Proghrelin-derived peptides influence the secretion of insulin, glucagon, pancreatic polypeptide and somatostatin: A study on isolated islets from mouse and rat pancreas.
Jens F Rehfeld
S Albert Salehi
Summary, in English

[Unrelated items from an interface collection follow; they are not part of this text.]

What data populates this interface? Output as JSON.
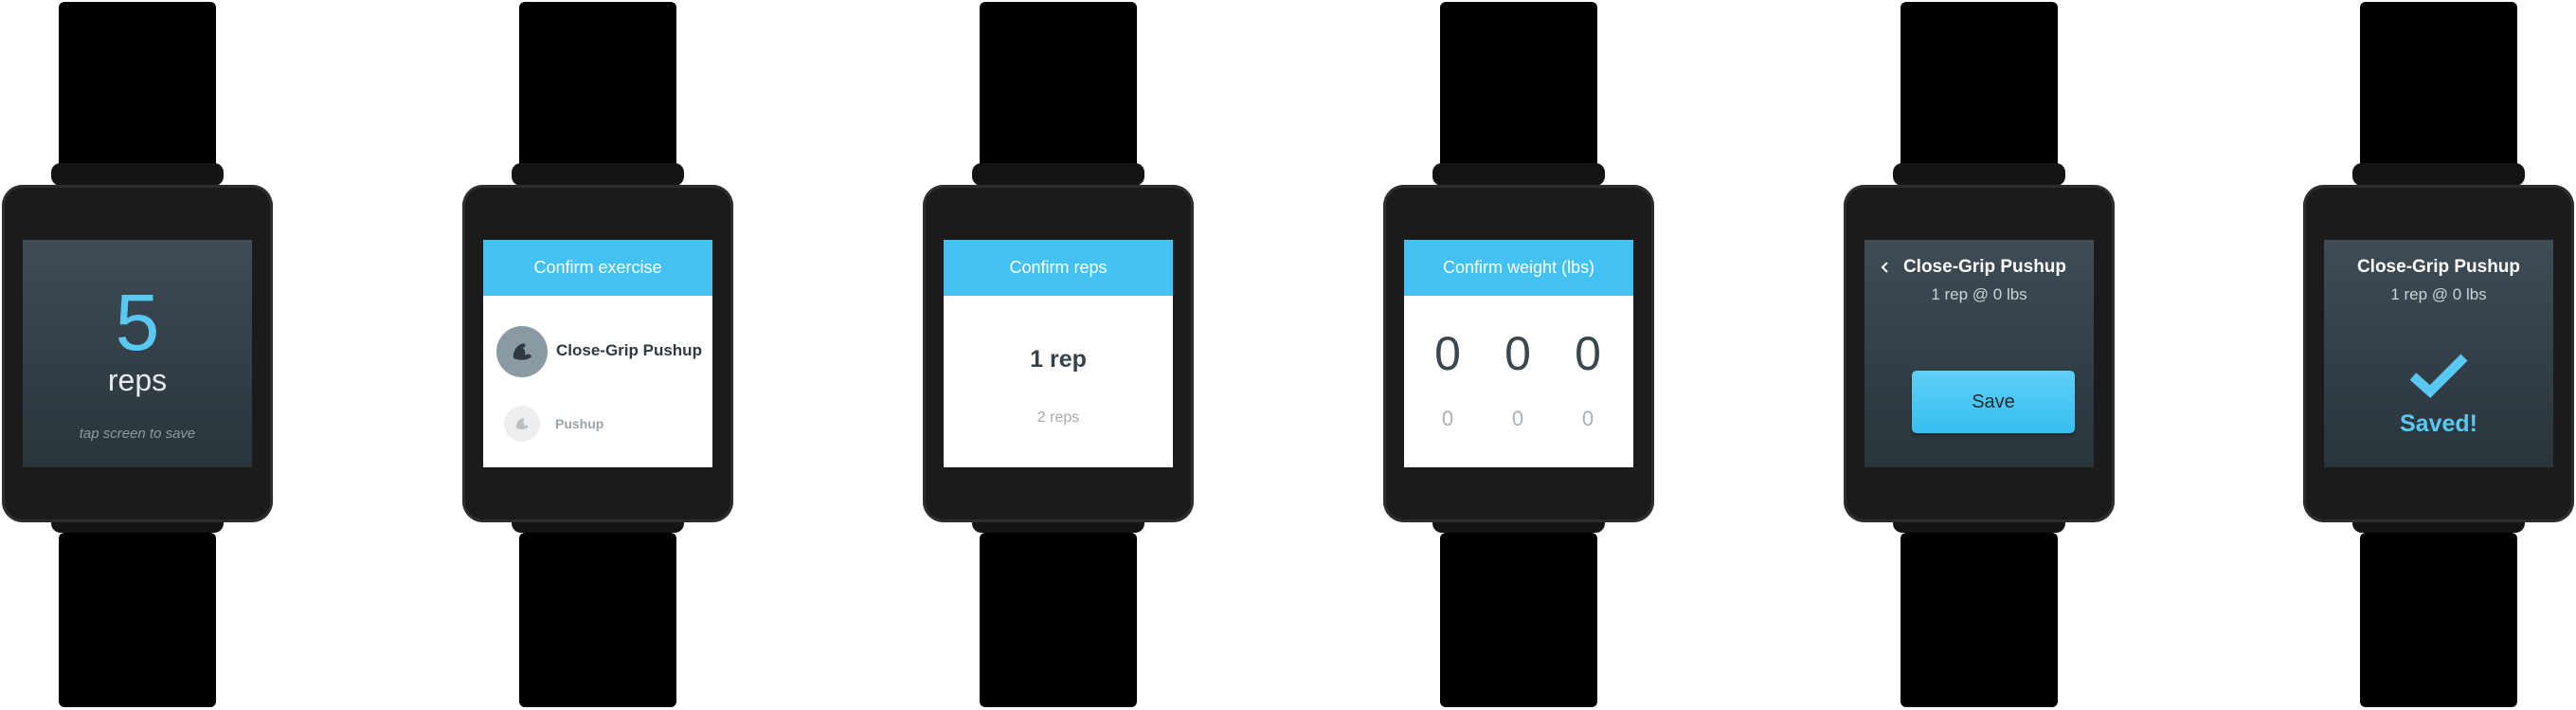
{
  "colors": {
    "accent": "#42c1f2",
    "accent_text": "#59c8f3",
    "screen_dark": "#333f47",
    "strap": "#000000"
  },
  "watches": [
    {
      "screen": "reps-counter",
      "count": "5",
      "unit": "reps",
      "hint": "tap screen to save"
    },
    {
      "screen": "confirm-exercise",
      "header": "Confirm exercise",
      "selected_exercise": "Close-Grip Pushup",
      "selected_icon": "muscle-arm-icon",
      "next_exercise": "Pushup",
      "next_icon": "muscle-arm-icon"
    },
    {
      "screen": "confirm-reps",
      "header": "Confirm reps",
      "selected": "1 rep",
      "next": "2 reps"
    },
    {
      "screen": "confirm-weight",
      "header": "Confirm weight (lbs)",
      "digits": [
        "0",
        "0",
        "0"
      ],
      "next_digits": [
        "0",
        "0",
        "0"
      ]
    },
    {
      "screen": "save-set",
      "back_icon": "chevron-left-icon",
      "title": "Close-Grip Pushup",
      "subtitle": "1 rep @ 0 lbs",
      "button": "Save"
    },
    {
      "screen": "saved-confirmation",
      "title": "Close-Grip Pushup",
      "subtitle": "1 rep @ 0 lbs",
      "icon": "checkmark-icon",
      "status": "Saved!"
    }
  ]
}
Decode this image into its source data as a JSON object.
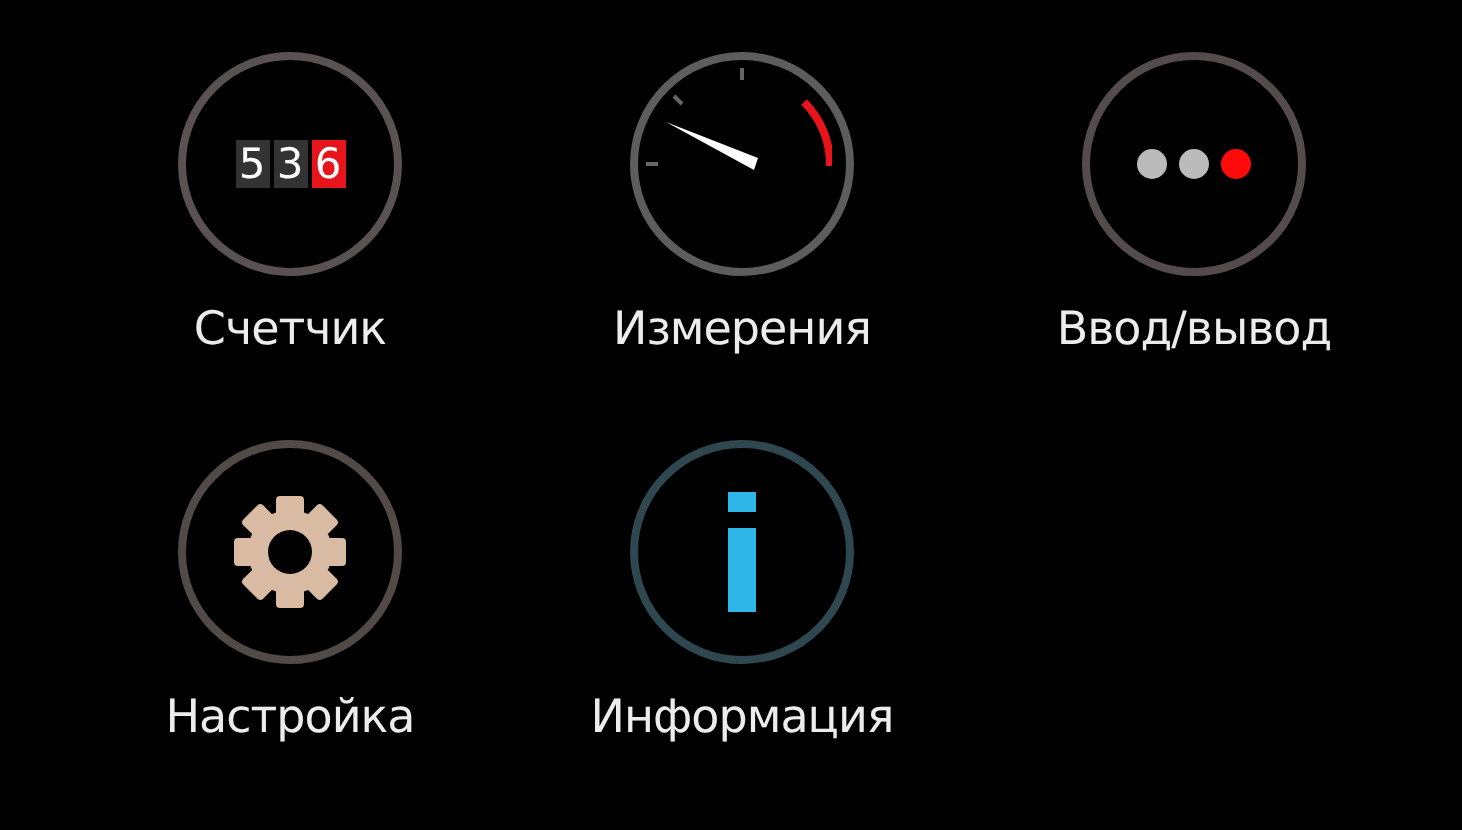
{
  "menu": [
    {
      "kind": "counter",
      "label": "Счетчик",
      "digits": [
        "5",
        "3",
        "6"
      ]
    },
    {
      "kind": "gauge",
      "label": "Измерения"
    },
    {
      "kind": "io",
      "label": "Ввод/вывод"
    },
    {
      "kind": "settings",
      "label": "Настройка"
    },
    {
      "kind": "info",
      "label": "Информация"
    }
  ]
}
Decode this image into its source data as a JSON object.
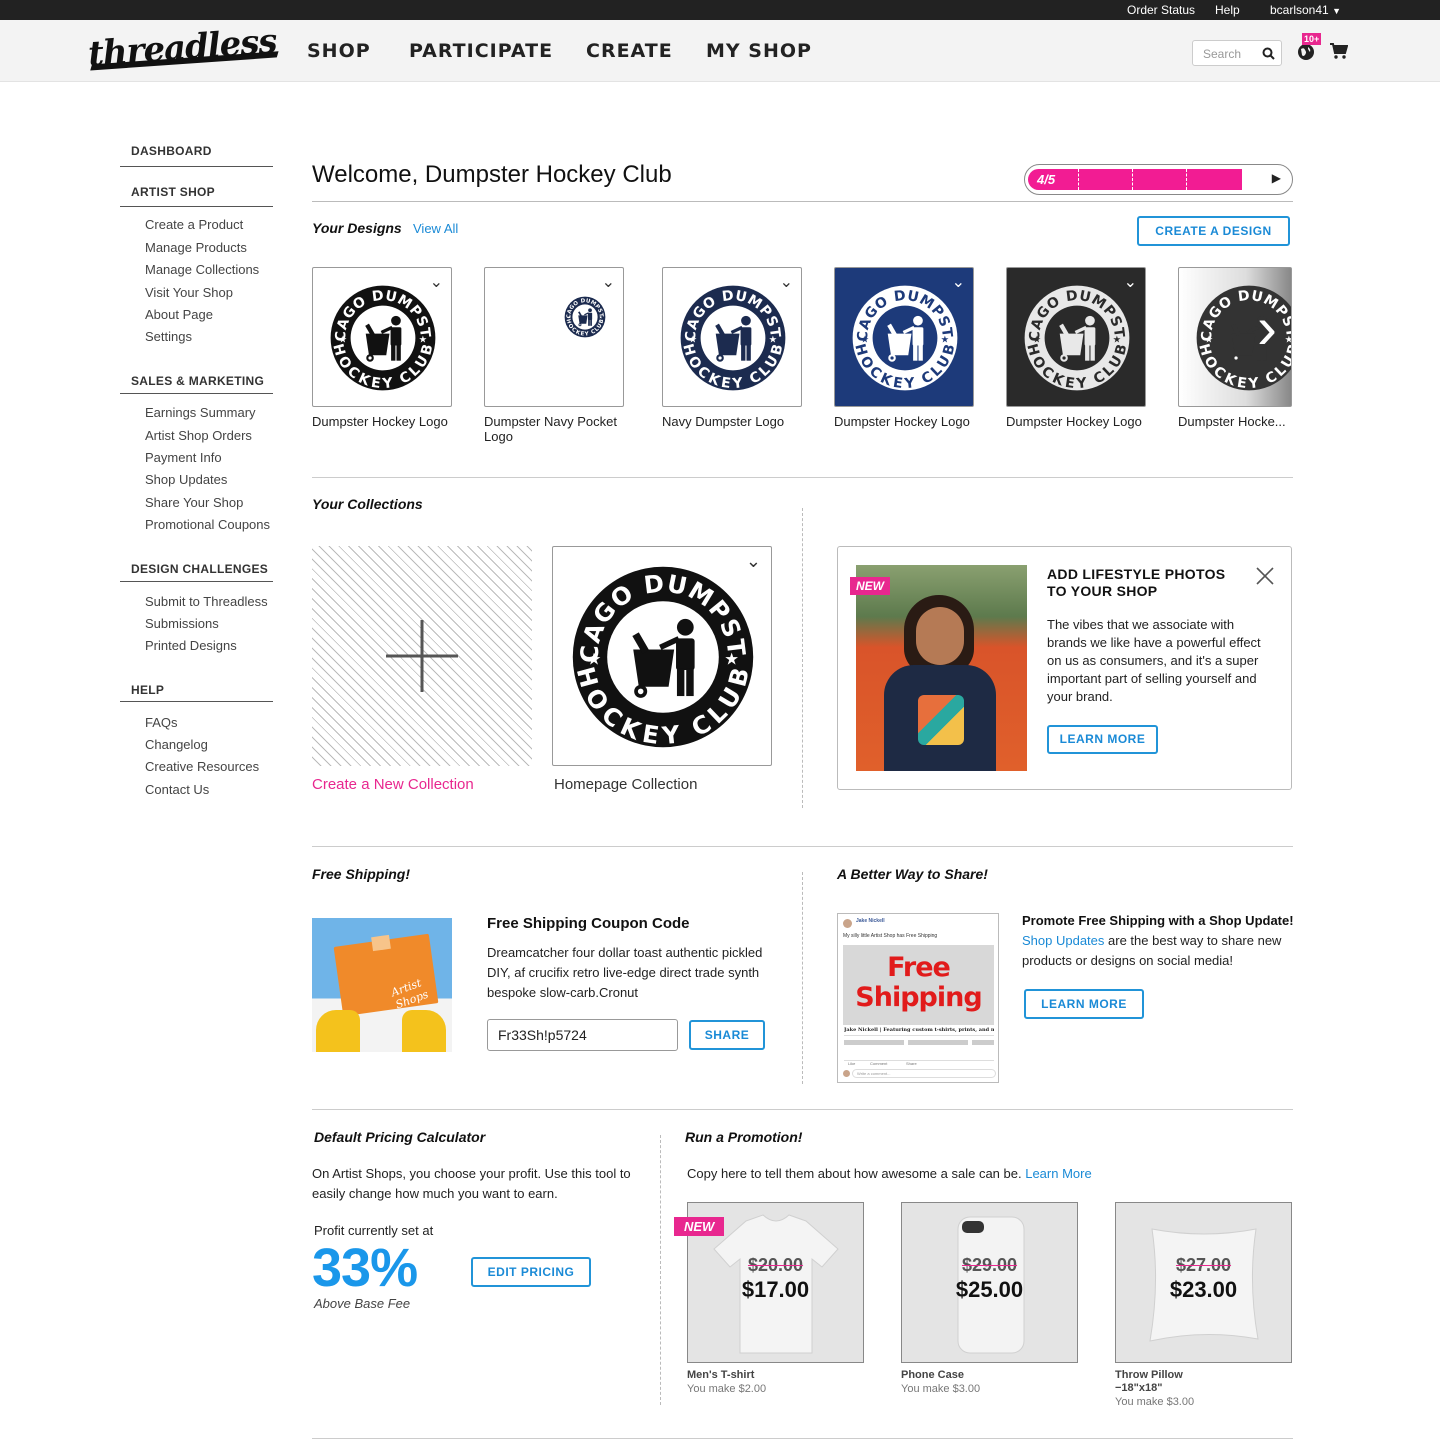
{
  "topbar": {
    "order_status": "Order Status",
    "help": "Help",
    "username": "bcarlson41"
  },
  "header": {
    "logo": "threadless",
    "nav": [
      "SHOP",
      "PARTICIPATE",
      "CREATE",
      "MY SHOP"
    ],
    "search_placeholder": "Search",
    "notification_count": "10+"
  },
  "sidebar": {
    "dashboard": "DASHBOARD",
    "artist_shop": {
      "heading": "ARTIST SHOP",
      "items": [
        "Create a Product",
        "Manage Products",
        "Manage Collections",
        "Visit Your Shop",
        "About Page",
        "Settings"
      ]
    },
    "sales_marketing": {
      "heading": "SALES & MARKETING",
      "items": [
        "Earnings Summary",
        "Artist Shop Orders",
        "Payment Info",
        "Shop Updates",
        "Share Your Shop",
        "Promotional Coupons"
      ]
    },
    "design_challenges": {
      "heading": "DESIGN CHALLENGES",
      "items": [
        "Submit to Threadless",
        "Submissions",
        "Printed Designs"
      ]
    },
    "help": {
      "heading": "HELP",
      "items": [
        "FAQs",
        "Changelog",
        "Creative Resources",
        "Contact Us"
      ]
    }
  },
  "welcome": {
    "title": "Welcome, Dumpster Hockey Club",
    "progress_label": "4/5",
    "progress_value": 0.8
  },
  "designs": {
    "title": "Your Designs",
    "view_all": "View All",
    "create_button": "CREATE A DESIGN",
    "items": [
      {
        "name": "Dumpster Hockey Logo"
      },
      {
        "name": "Dumpster Navy Pocket Logo"
      },
      {
        "name": "Navy Dumpster Logo"
      },
      {
        "name": "Dumpster Hockey Logo"
      },
      {
        "name": "Dumpster Hockey Logo"
      },
      {
        "name": "Dumpster Hocke..."
      }
    ],
    "logo_text_top": "CHICAGO DUMPSTERS",
    "logo_text_bottom": "HOCKEY CLUB"
  },
  "collections": {
    "title": "Your Collections",
    "create_label": "Create a New Collection",
    "homepage_label": "Homepage Collection"
  },
  "lifestyle": {
    "badge": "NEW",
    "title_line1": "ADD LIFESTYLE PHOTOS",
    "title_line2": "TO YOUR SHOP",
    "body": "The vibes that we associate with brands we like have a powerful effect on us as consumers, and it's a super important part of selling yourself and your brand.",
    "button": "LEARN MORE"
  },
  "free_shipping": {
    "section_title": "Free Shipping!",
    "heading": "Free Shipping Coupon Code",
    "body": "Dreamcatcher four dollar toast authentic pickled DIY, af crucifix retro live-edge direct trade synth bespoke slow-carb.Cronut",
    "coupon_code": "Fr33Sh!p5724",
    "share_button": "SHARE",
    "image_text": "Artist Shops"
  },
  "share": {
    "section_title": "A Better Way to Share!",
    "heading": "Promote Free Shipping with a Shop Update!",
    "link": "Shop Updates",
    "body": " are the best way to share new products or designs on social media!",
    "button": "LEARN MORE",
    "post": {
      "author": "Jake Nickell",
      "text": "My silly little Artist Shop has Free Shipping",
      "banner_line1": "Free",
      "banner_line2": "Shipping",
      "link_title": "Jake Nickell | Featuring custom t-shirts, prints, and more",
      "like": "Like",
      "comment": "Comment",
      "share": "Share",
      "comment_placeholder": "Write a comment..."
    }
  },
  "pricing": {
    "section_title": "Default Pricing Calculator",
    "body": "On Artist Shops, you choose your profit. Use this tool to easily change how much you want to earn.",
    "profit_label": "Profit currently set at",
    "percent": "33%",
    "sub_label": "Above Base Fee",
    "button": "EDIT PRICING"
  },
  "promotion": {
    "section_title": "Run a Promotion!",
    "body": "Copy here to tell them about how awesome a sale can be.",
    "link": "Learn More",
    "products": [
      {
        "badge": "NEW",
        "old_price": "$20.00",
        "new_price": "$17.00",
        "name": "Men's T-shirt",
        "make": "You make $2.00"
      },
      {
        "old_price": "$29.00",
        "new_price": "$25.00",
        "name": "Phone Case",
        "make": "You make $3.00"
      },
      {
        "old_price": "$27.00",
        "new_price": "$23.00",
        "name": "Throw Pillow\n−18\"x18\"",
        "make": "You make $3.00"
      }
    ]
  },
  "colors": {
    "accent_blue": "#1a8ad6",
    "accent_pink": "#e8278f",
    "navy": "#1c2b4f"
  }
}
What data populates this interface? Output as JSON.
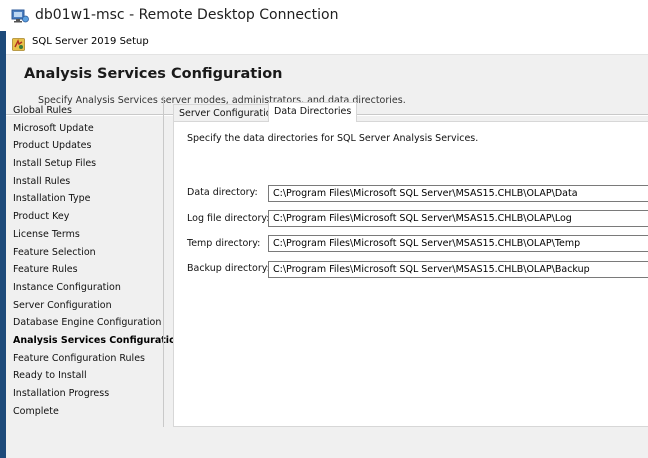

Proghrelin, the precursor of the orexigenic and adipogenic peptide hormone ghrelin, is synthetized in endocrine (A-like) cells in the gastric mucosa. During its cellular processing, proghrelin gives rise to the 28-amino acid peptide desacyl ghrelin, which after octanoylation becomes active acyl ghrelin, and to the 23-amino acid peptide obestatin, claimed to be a physiological opponent of acyl ghrelin. This study examines the effects of the proghrelin products, alone and in combinations, on the secretion of insulin, glucagon, pancreatic polypeptide (PP) and somatostatin from isolated islets of mice and rats. Surprisingly, acyl ghrelin and obestatin had almost identical effects in that they stimulated the secretion of glucagon and inhibited that of PP and somatostatin from both mouse and rat islets. Obestatin inhibited insulin secretion more effectively than acyl ghrelin. In mouse islets, acyl ghrelin inhibited insulin secretion at low doses and stimulated at high. In rat islets, acyl ghrelin inhibited insulin secretion in a dose-dependent manner but the IC50 for the acyl ghrelin-induced inhibition of insulin release was 7.5 × 10− 8 M, while the EC50 and IC50 values, with respect to stimulation of glucagon release and to inhibition of PP and somatostatin release, were in the 3 × 10− 12–15 × 10− 12 M range. The corresponding EC50 and IC50 values for obestatin ranged from 5 × 10− 12 to 20 × 10− 12 M. Desacyl ghrelin per se did not affect islet hormone secretion. However, at a ten times higher concentration than acyl ghrelin (corresponding to the ratio of the two peptides in circulation), desacyl ghrelin abolished the effects of acyl ghrelin but not those of obestatin. Acyl ghrelin and obestatin affected the secretion of glucagon, PP and somatostatin at physiologically relevant concentrations; with obestatin this was the case also for insulin secretion. The combination of obestatin, acyl ghrelin and desacyl ghrelin in concentrations and proportions similar to those found in plasma resulted in effects that were indistinguishable from those induced by obestatin alone. From the data it seems that the effects of endogenous, circulating acyl ghrelin may be overshadowed by obestatin or blunted by desacyl ghrelin.